‘They Beat Me In School Because I Am Kashmiri’
On March 2, 2014, as Pakistan defeated India in a cricket match during the Asia Cup, the usual cheering for Pakistan brought a heavy price for Kashmiri students in mainland India.
This ‘grave crime’—cheering for a foreign team playing against India—led the management to expel 66 Kashmiri students from the College of Swami Vivekanand Subharti University of Meerut, on the outskirts of New Delhi, in the state of Uttar Pradesh (UP).
UP is the most powerful state in the Indian union. It is the base of the Hindi-speaking ruling elite of India. The nation’s federal capital, New Delhi, is located within this state.
In recent years, UP has become notorious for other things, like the astronomical rise in Hindu extremist groups, and the embarrassing rise in rape cases against Indian women and foreign tourists.

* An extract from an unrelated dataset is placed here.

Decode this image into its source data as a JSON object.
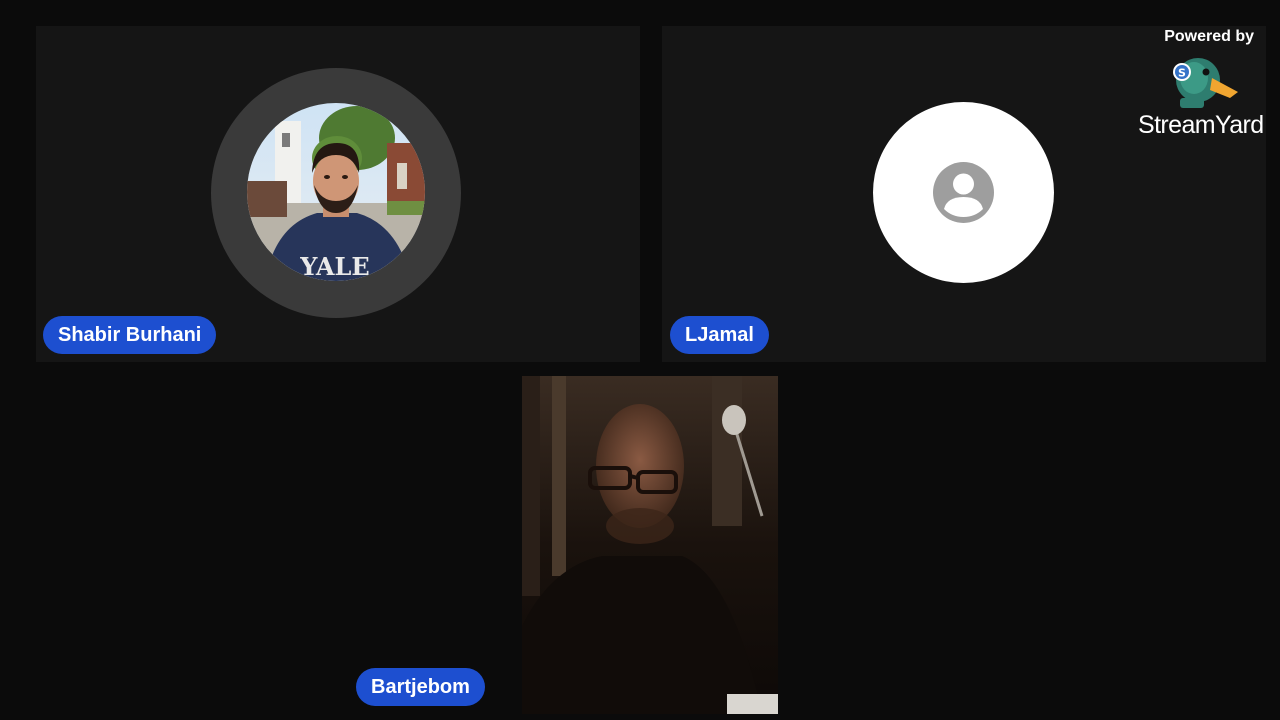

Gulzar Ahmed, one of the 66 students expelled from the Meerut college, said that he and his colleagues did not do anything wrong. In fact, local Indian students attacked the Kashmiri students with stones and verbal abuse after the match. The college administration, in Gulzar’s words, instead of taking action against the attacking Indian students, took the Kashmiri students to a local bus stand and told them to leave for Kashmir.